(DATA FOR REVIEW begins)

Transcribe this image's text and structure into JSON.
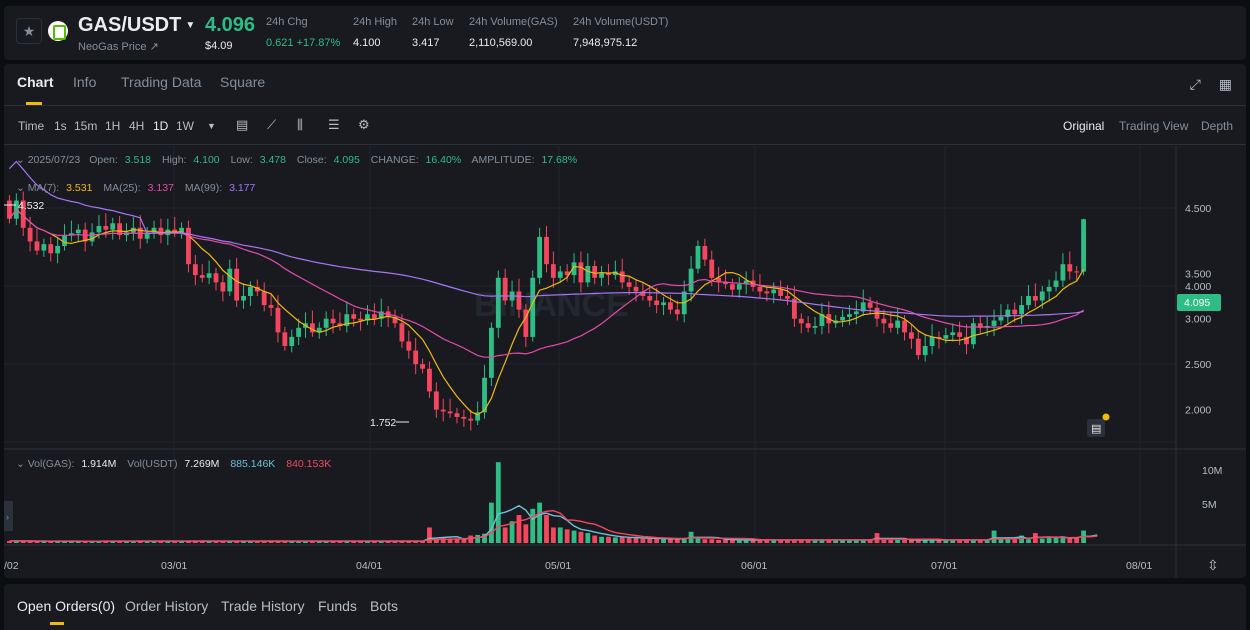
{
  "ticker": {
    "pair": "GAS/USDT",
    "sub_label": "NeoGas Price ↗",
    "last_price": "4.096",
    "last_price_usd": "$4.09",
    "stats": [
      {
        "label": "24h Chg",
        "value": "0.621 +17.87%",
        "up": true
      },
      {
        "label": "24h High",
        "value": "4.100",
        "up": false
      },
      {
        "label": "24h Low",
        "value": "3.417",
        "up": false
      },
      {
        "label": "24h Volume(GAS)",
        "value": "2,110,569.00",
        "up": false
      },
      {
        "label": "24h Volume(USDT)",
        "value": "7,948,975.12",
        "up": false
      }
    ]
  },
  "tabs": [
    "Chart",
    "Info",
    "Trading Data",
    "Square"
  ],
  "toolbar": {
    "intervals": [
      "Time",
      "1s",
      "15m",
      "1H",
      "4H",
      "1D",
      "1W"
    ],
    "active_interval": "1D",
    "views": [
      "Original",
      "Trading View",
      "Depth"
    ],
    "active_view": "Original"
  },
  "ohlc_info": {
    "date": "2025/07/23",
    "items": [
      {
        "label": "Open:",
        "value": "3.518"
      },
      {
        "label": "High:",
        "value": "4.100"
      },
      {
        "label": "Low:",
        "value": "3.478"
      },
      {
        "label": "Close:",
        "value": "4.095"
      },
      {
        "label": "CHANGE:",
        "value": "16.40%"
      },
      {
        "label": "AMPLITUDE:",
        "value": "17.68%"
      }
    ]
  },
  "ma_info": [
    {
      "label": "MA(7):",
      "value": "3.531",
      "color": "#f0b90b"
    },
    {
      "label": "MA(25):",
      "value": "3.137",
      "color": "#e44baa"
    },
    {
      "label": "MA(99):",
      "value": "3.177",
      "color": "#a875f5"
    }
  ],
  "vol_info": [
    {
      "label": "Vol(GAS):",
      "value": "1.914M",
      "color": "#eaecef"
    },
    {
      "label": "Vol(USDT)",
      "value": "7.269M",
      "color": "#eaecef"
    },
    {
      "label": "",
      "value": "885.146K",
      "color": "#6bc1d7"
    },
    {
      "label": "",
      "value": "840.153K",
      "color": "#f6465d"
    }
  ],
  "price_axis": [
    "4.500",
    "4.000",
    "3.500",
    "3.000",
    "2.500",
    "2.000"
  ],
  "volume_axis": [
    "10M",
    "5M"
  ],
  "date_axis": [
    "/02",
    "03/01",
    "04/01",
    "05/01",
    "06/01",
    "07/01",
    "08/01"
  ],
  "price_markers": {
    "current": "4.095",
    "high_label": "4.532",
    "low_label": "1.752"
  },
  "watermark": "BINANCE",
  "orders_tabs": [
    "Open Orders(0)",
    "Order History",
    "Trade History",
    "Funds",
    "Bots"
  ],
  "colors": {
    "up": "#2ebd85",
    "down": "#f6465d",
    "accent": "#f0b90b"
  },
  "chart_data": {
    "type": "candlestick",
    "interval": "1D",
    "ylim": [
      1.6,
      4.9
    ],
    "volume_ylim": [
      0,
      14000000
    ],
    "close": [
      4.1,
      4.3,
      4.0,
      3.85,
      3.75,
      3.82,
      3.72,
      3.8,
      3.92,
      3.94,
      3.98,
      3.85,
      3.95,
      4.02,
      3.98,
      4.05,
      3.92,
      3.95,
      4.0,
      3.88,
      3.95,
      4.0,
      3.92,
      3.98,
      3.95,
      4.0,
      3.6,
      3.48,
      3.45,
      3.5,
      3.4,
      3.3,
      3.55,
      3.2,
      3.25,
      3.35,
      3.3,
      3.15,
      3.12,
      2.85,
      2.7,
      2.8,
      2.9,
      2.95,
      2.85,
      2.9,
      3.0,
      2.95,
      2.92,
      3.05,
      3.0,
      2.98,
      3.05,
      3.0,
      3.08,
      3.02,
      2.95,
      2.75,
      2.65,
      2.5,
      2.45,
      2.2,
      2.0,
      1.98,
      1.96,
      1.92,
      1.9,
      1.88,
      1.97,
      2.35,
      2.9,
      3.45,
      3.2,
      3.3,
      3.1,
      2.8,
      3.45,
      3.9,
      3.6,
      3.45,
      3.52,
      3.48,
      3.62,
      3.4,
      3.58,
      3.45,
      3.5,
      3.48,
      3.52,
      3.4,
      3.35,
      3.3,
      3.25,
      3.2,
      3.15,
      3.18,
      3.1,
      3.05,
      3.3,
      3.55,
      3.8,
      3.65,
      3.45,
      3.4,
      3.38,
      3.32,
      3.38,
      3.42,
      3.35,
      3.3,
      3.28,
      3.32,
      3.25,
      3.22,
      3.0,
      2.95,
      2.9,
      2.92,
      3.05,
      2.95,
      2.98,
      3.02,
      3.05,
      3.08,
      3.18,
      3.12,
      3.0,
      2.95,
      2.9,
      2.98,
      2.85,
      2.78,
      2.6,
      2.7,
      2.8,
      2.78,
      2.82,
      2.85,
      2.8,
      2.72,
      2.95,
      2.9,
      2.92,
      2.98,
      3.02,
      3.1,
      3.05,
      3.15,
      3.25,
      3.2,
      3.3,
      3.35,
      3.42,
      3.6,
      3.52,
      3.518,
      4.095
    ],
    "volume": [
      0.3,
      0.4,
      0.3,
      0.3,
      0.25,
      0.3,
      0.3,
      0.3,
      0.3,
      0.25,
      0.3,
      0.3,
      0.3,
      0.3,
      0.3,
      0.3,
      0.3,
      0.3,
      0.3,
      0.3,
      0.3,
      0.3,
      0.3,
      0.3,
      0.3,
      0.3,
      0.3,
      0.3,
      0.3,
      0.3,
      0.3,
      0.3,
      0.3,
      0.3,
      0.3,
      0.3,
      0.3,
      0.3,
      0.3,
      0.3,
      0.3,
      0.3,
      0.3,
      0.3,
      0.3,
      0.3,
      0.3,
      0.3,
      0.3,
      0.3,
      0.3,
      0.3,
      0.3,
      0.3,
      0.3,
      0.3,
      0.3,
      0.3,
      0.3,
      0.3,
      0.3,
      2.5,
      0.6,
      0.8,
      0.6,
      0.6,
      0.6,
      1.2,
      1.3,
      1.5,
      6.5,
      13.0,
      2.5,
      3.5,
      4.5,
      3.0,
      5.5,
      6.5,
      4.5,
      2.5,
      2.5,
      2.2,
      2.0,
      1.8,
      1.6,
      1.2,
      1.0,
      1.0,
      0.9,
      0.9,
      0.8,
      0.8,
      0.7,
      0.7,
      0.7,
      0.7,
      0.6,
      0.6,
      0.8,
      1.8,
      0.8,
      0.6,
      0.6,
      0.5,
      0.5,
      0.5,
      0.5,
      0.5,
      0.5,
      0.5,
      0.5,
      0.5,
      0.5,
      0.5,
      0.5,
      0.5,
      0.5,
      0.5,
      0.5,
      0.5,
      0.5,
      0.5,
      0.5,
      0.5,
      0.5,
      0.5,
      1.6,
      0.5,
      0.5,
      0.5,
      0.5,
      0.5,
      0.5,
      0.5,
      0.5,
      0.5,
      0.5,
      0.5,
      0.5,
      0.5,
      0.5,
      0.5,
      0.5,
      2.0,
      0.6,
      0.6,
      0.6,
      1.2,
      0.6,
      1.6,
      0.7,
      0.8,
      0.9,
      0.8,
      0.8,
      0.9,
      2.0,
      0.9,
      1.914
    ]
  }
}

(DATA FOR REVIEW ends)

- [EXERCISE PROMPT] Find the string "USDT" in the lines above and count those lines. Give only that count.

- [THE COMPLETED TASK] 3